Drivers stall over road rule blindspots header image

Drivers stall over road rule blindspots header image

Drivers stall over road rule blindspots header image

A closer look at the data found that Gen Z and Millennials were the most likely to have a dedicated home workspace since the start of the pandemic. Inversely, the majority of respondents aged 65+ did not make any changes.

Diving a bit deeper, we also found that Canadian and Australian men (45.2% and 39.3% respectively) were more likely to dedicate a space in their dwelling or renovate their space than their female and non-binary counterparts.

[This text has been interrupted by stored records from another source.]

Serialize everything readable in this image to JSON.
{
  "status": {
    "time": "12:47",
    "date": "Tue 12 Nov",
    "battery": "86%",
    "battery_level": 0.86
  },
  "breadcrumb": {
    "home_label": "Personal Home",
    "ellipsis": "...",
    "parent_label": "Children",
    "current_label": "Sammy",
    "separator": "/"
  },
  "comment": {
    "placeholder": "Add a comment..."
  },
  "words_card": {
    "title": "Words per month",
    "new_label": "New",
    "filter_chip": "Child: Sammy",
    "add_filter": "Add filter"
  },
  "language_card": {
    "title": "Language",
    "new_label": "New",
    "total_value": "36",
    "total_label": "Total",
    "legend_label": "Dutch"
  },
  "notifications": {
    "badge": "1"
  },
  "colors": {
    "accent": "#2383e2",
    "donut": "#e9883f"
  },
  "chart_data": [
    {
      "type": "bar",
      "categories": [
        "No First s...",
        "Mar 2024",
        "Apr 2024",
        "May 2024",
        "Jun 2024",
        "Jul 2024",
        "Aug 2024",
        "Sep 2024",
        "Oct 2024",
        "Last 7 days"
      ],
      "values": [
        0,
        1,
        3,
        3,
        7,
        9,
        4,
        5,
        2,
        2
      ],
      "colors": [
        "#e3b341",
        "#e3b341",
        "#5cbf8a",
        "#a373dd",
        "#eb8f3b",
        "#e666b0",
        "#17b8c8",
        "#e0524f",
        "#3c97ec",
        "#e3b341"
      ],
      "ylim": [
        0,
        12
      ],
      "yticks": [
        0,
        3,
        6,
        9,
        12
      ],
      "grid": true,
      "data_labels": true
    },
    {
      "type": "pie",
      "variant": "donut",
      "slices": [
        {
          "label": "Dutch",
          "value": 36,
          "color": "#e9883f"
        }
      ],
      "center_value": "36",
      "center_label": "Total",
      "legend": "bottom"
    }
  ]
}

This was contrary to American women (37.8%) who were more likely to dedicate a space for work/study than their male (35.1%) or non-binary (25%) counterparts since the start of the pandemic.

Having the right equipment

Compare the Market income protection insurance spokesperson, Anthony Fleming, spoke on the importance of having the right set up for your work from home space.

“As people look to work from home more frequently as we emerge from the pandemic, it’s important to ensure that they have the right equipment for the job that they are doing,” Mr Fleming said.

“Working from home has its benefits, however ditching the office long-term is a serious step and employers must consider the impact of prolonged isolation and potentially poor conditions, on their staff’s mental and physical wellbeing.

“Home workers need a separate space that can serve as a physical division between work and personal life. After all, converting the living room couch is not an ideal setup – everything from the room’s lighting, to storage and capacity for screens, phones and other tools should be considered.

“Employees should determine what they need to function well in a home office, and invest in things that make their life easier, as they’re likely going to be working 8 or more hours a day from the space.“


Compare the Market commissioned Pure Profile to survey 504 Australian, 1,010 American and 1,008 Canadian adults in February 2022.


There are many aspects to workplace health and safety and using the right equipment for the job can easily be overlooked, especially in an office setting. Working without the right equipment could lead to injury, and possibly loss of income in some instances. That’s why it is so important to consider income protection insurance and safeguard against possible loss of income due to a work-related injury.


[1] Pew Research Centre, COVID-19 Pandemic Continues To Reshape Work in America

[2] Ipsos, Only Half (50%) of Canadians Currently Working from Home Say They Expect to Return to the Office Regularly in 2022

[3] The University of Melbourne, Taking the Pulse of the Nation,